We then drive the system at , entangling modes 2 and 3. Therefore

The state (55) is a multipartite entangled state. Entanglement can be extended to form a larger regular structure by means of the techniques described in this work. Within the approximations commented in, the section “Discrete and continuous motion” higher order entanglement resonances are completely suppressed. The time of the oscillation can be suitably chosen in order to generate a similar amount of entanglement between all the links (see Fig. 4). In particular, the reduced state of modes and after the first drive is given by

Figure 4
figure 4

Logarithmic negativity vs. time of the oscillatory motion for modes k = 2 and (solid, blue), and (dashed, red), and (dotted, yellow) and and (dash-dotted, green).

, .

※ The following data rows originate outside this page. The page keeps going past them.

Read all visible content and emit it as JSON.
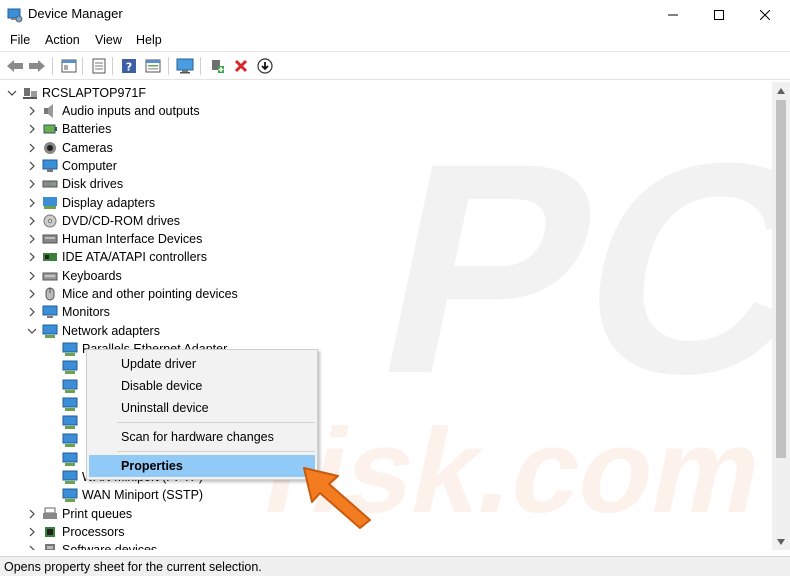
{
  "window": {
    "title": "Device Manager",
    "minimize": "—",
    "maximize": "☐",
    "close": "✕"
  },
  "menu": [
    "File",
    "Action",
    "View",
    "Help"
  ],
  "toolbar": {
    "buttons": [
      "back-icon",
      "forward-icon",
      "show-hide-icon",
      "properties-icon",
      "help-icon",
      "view-icon",
      "monitor-icon",
      "add-driver-icon",
      "uninstall-icon",
      "download-icon"
    ]
  },
  "tree": {
    "root": "RCSLAPTOP971F",
    "categories": [
      {
        "label": "Audio inputs and outputs",
        "icon": "speaker-icon"
      },
      {
        "label": "Batteries",
        "icon": "battery-icon"
      },
      {
        "label": "Cameras",
        "icon": "camera-icon"
      },
      {
        "label": "Computer",
        "icon": "computer-icon"
      },
      {
        "label": "Disk drives",
        "icon": "disk-drive-icon"
      },
      {
        "label": "Display adapters",
        "icon": "display-adapter-icon"
      },
      {
        "label": "DVD/CD-ROM drives",
        "icon": "dvd-drive-icon"
      },
      {
        "label": "Human Interface Devices",
        "icon": "hid-icon"
      },
      {
        "label": "IDE ATA/ATAPI controllers",
        "icon": "ide-controller-icon"
      },
      {
        "label": "Keyboards",
        "icon": "keyboard-icon"
      },
      {
        "label": "Mice and other pointing devices",
        "icon": "mouse-icon"
      },
      {
        "label": "Monitors",
        "icon": "monitor-icon"
      },
      {
        "label": "Network adapters",
        "icon": "network-adapter-icon"
      }
    ],
    "network_children": [
      "Parallels Ethernet Adapter",
      "",
      "",
      "",
      "",
      "",
      "",
      "WAN Miniport (PPTP)",
      "WAN Miniport (SSTP)"
    ],
    "after": [
      {
        "label": "Print queues",
        "icon": "printer-icon"
      },
      {
        "label": "Processors",
        "icon": "processor-icon"
      },
      {
        "label": "Software devices",
        "icon": "software-device-icon"
      }
    ]
  },
  "context_menu": {
    "items": [
      "Update driver",
      "Disable device",
      "Uninstall device",
      "Scan for hardware changes",
      "Properties"
    ],
    "selected": "Properties"
  },
  "status": {
    "text": "Opens property sheet for the current selection."
  },
  "colors": {
    "selection": "#91c9f7",
    "arrow": "#f47c20",
    "watermark": "#d8d8d8"
  }
}
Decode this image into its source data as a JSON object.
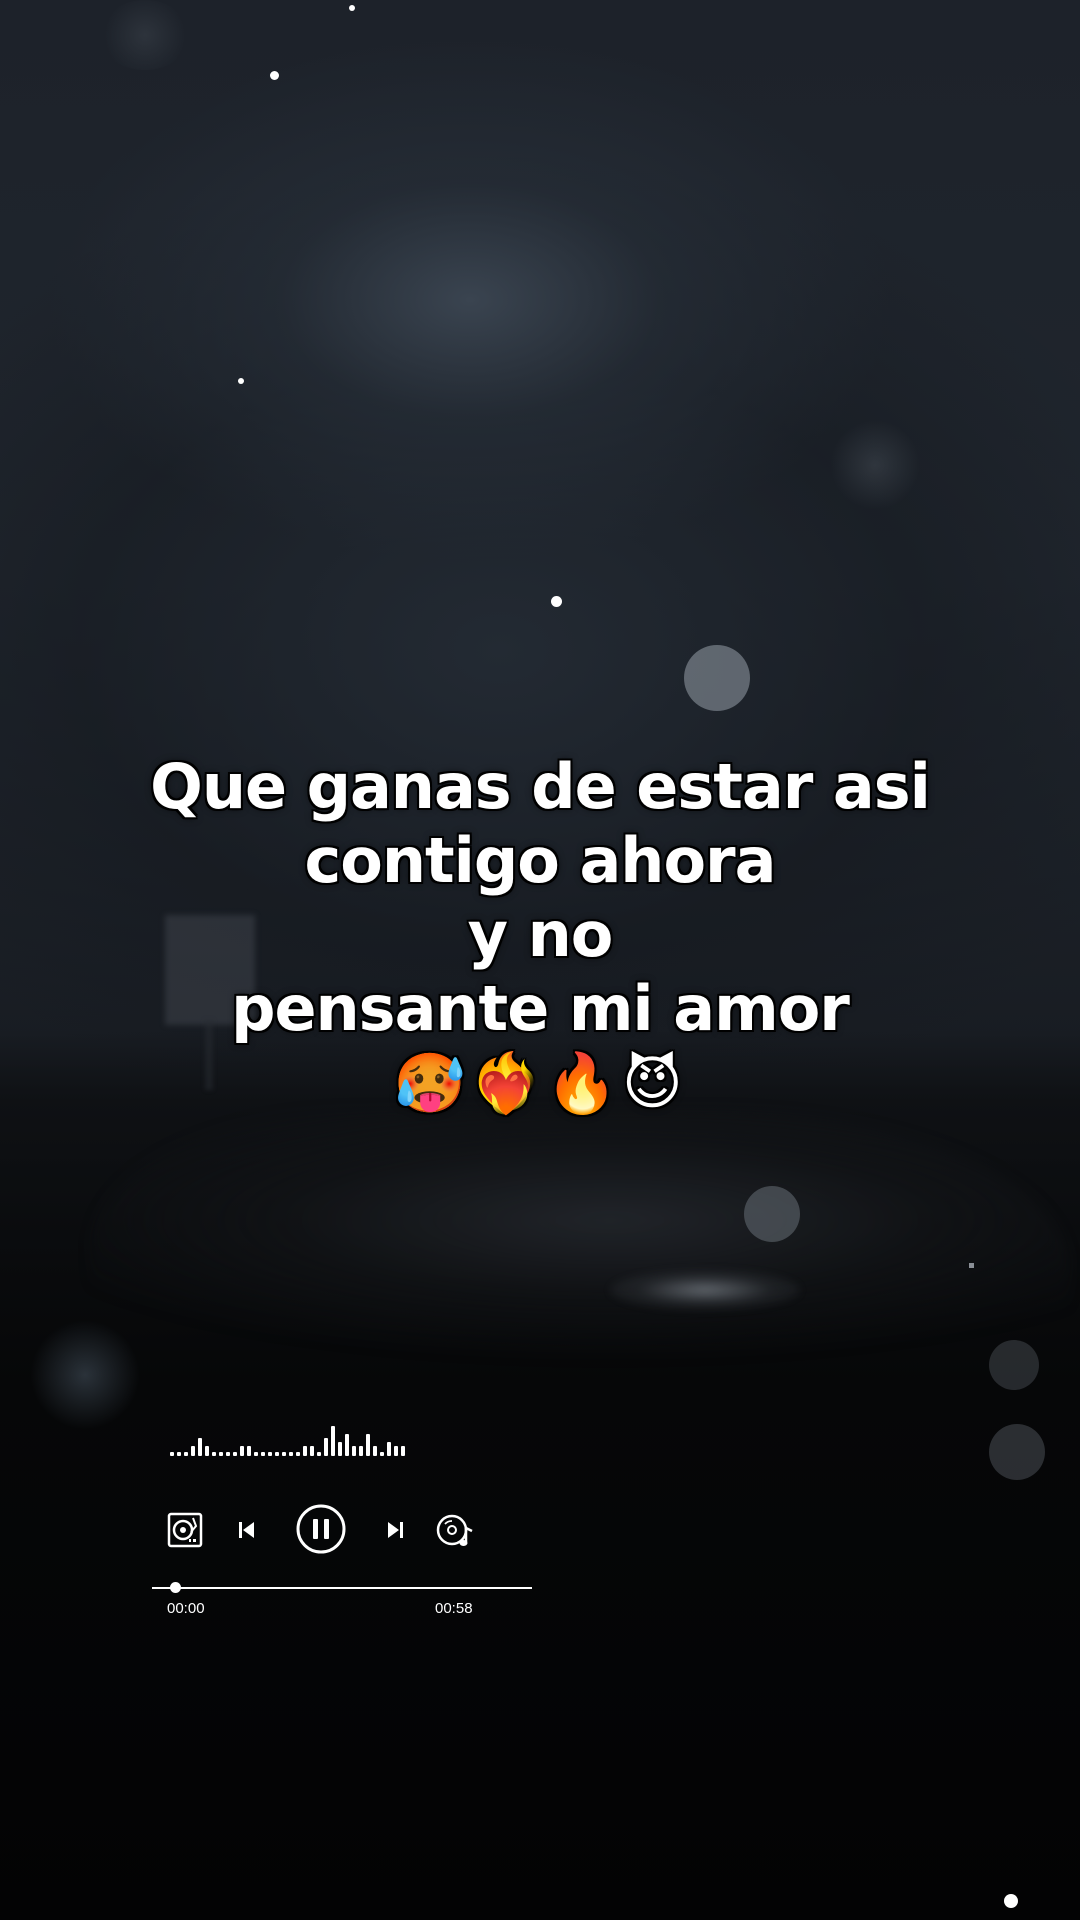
{
  "lyrics": {
    "line1": "Que ganas de estar asi",
    "line2": "contigo ahora",
    "line3": "y no",
    "line4": "pensante mi amor",
    "emojis": "🥵❤️‍🔥🔥😈"
  },
  "player": {
    "time_elapsed": "00:00",
    "time_total": "00:58",
    "progress": 0.06,
    "state": "playing",
    "icons": {
      "left": "turntable-icon",
      "prev": "skip-previous-icon",
      "play_pause": "pause-icon",
      "next": "skip-next-icon",
      "right": "music-disc-icon"
    }
  },
  "colors": {
    "text": "#ffffff",
    "background": "#1d222a",
    "text_outline": "#000000"
  }
}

For small h the state of the system remains pure to first order corresponding to a two-mode squeezed state with squeezing parameter . However, when repeating the trajectory a large number of times to generate a resonance, second order terms in the expansion of the Bogoliubov coefficients need to be included. These second order terms give rise to thermal noise quantified by which in this case is given by Eq. (23). A similar expression holds for modes and after the first drive. The entanglement in state (56) can be quantified with the logarithmic negativity which yields in this case:

and similarly for . Now we can drive the system at in order to entangle modes and . However, the initial state is no longer the vacuum. After the first drive the reduced covariance matrix of modes and is

where and . The second drive transforms the state into

where the matrices above have the expression

Note that if the amount of squeezing and entanglement generated with the first drive were exactly the same, i.e. , then the state would be

The fact that adds a source of imperfection. The logarithmic negativity of the state in Eq. (59) is

Two drives suffice to build up a linear graph. A third drive at would entangle modes and , closing the square. In this case, the entanglement would be given by a similar expression as in Eq. (62), replacing by . Figure 4 shows that a significant amount of entanglement is generated among the selected pairs of modes. The time of the drives can be chosen in such a way that all the pairs share a similar degree of entanglement. With all the above we have generated a H-graph state with square structure. Now, if we consider a rotation of the pump by an angle θ in one of the drives, say the last one, the corresponding correlation operators are transformed to , . Thus, for , the corresponding two-mode squeezing operator acquires a minus sign. The effect is completely equivalent to replace by . Therefore, the effective Hamiltonian acquires the form of the adjacency matrix of a square cluster state16. A square cluster state is a universal resource for measurement-based quantum computation, provided that homodyne detection and photon-counting are possible. Both techniques are within reach of current circuit QED technology35,36.


We have shown that it is possible to generate continuous-variable cluster states on electromagnetic cavity modes by choosing a suitable relativistic motion of the cavity. The entanglement grows linearly in time. The size of the lattice is determined by the choice of initial driving frequency, the amount of entanglement required between every mode and the desired length-to-height ratio of the square cluster. As a first experimental implementation, we propose a simple example of a four-mode square cluster state in a superconducting resonator with tuneable boundary conditions. This scheme is within reach of current circuit QED technology and would be the first demonstration of a multipartite continuous variable cluster state in cQED. An interesting avenue of research would be the extension to regimes of high squeezing levels, such as the ones required for fault-tolerant quantum computing with CV cluster states37. In brief, our main contribution is to implement cluster states in relativistic quantum field theory, paving the way to relativistic quantum computing schemes. This is a step beyond the various proposed nonrelativistic implementations of continuous variable cluster states.

Additional Information

How to cite this article: Bruschi, D. E. et al. Towards universal quantum computation through relativistic motion. Sci. Rep. 6, 18349; doi: 10.1038/srep18349 (2016).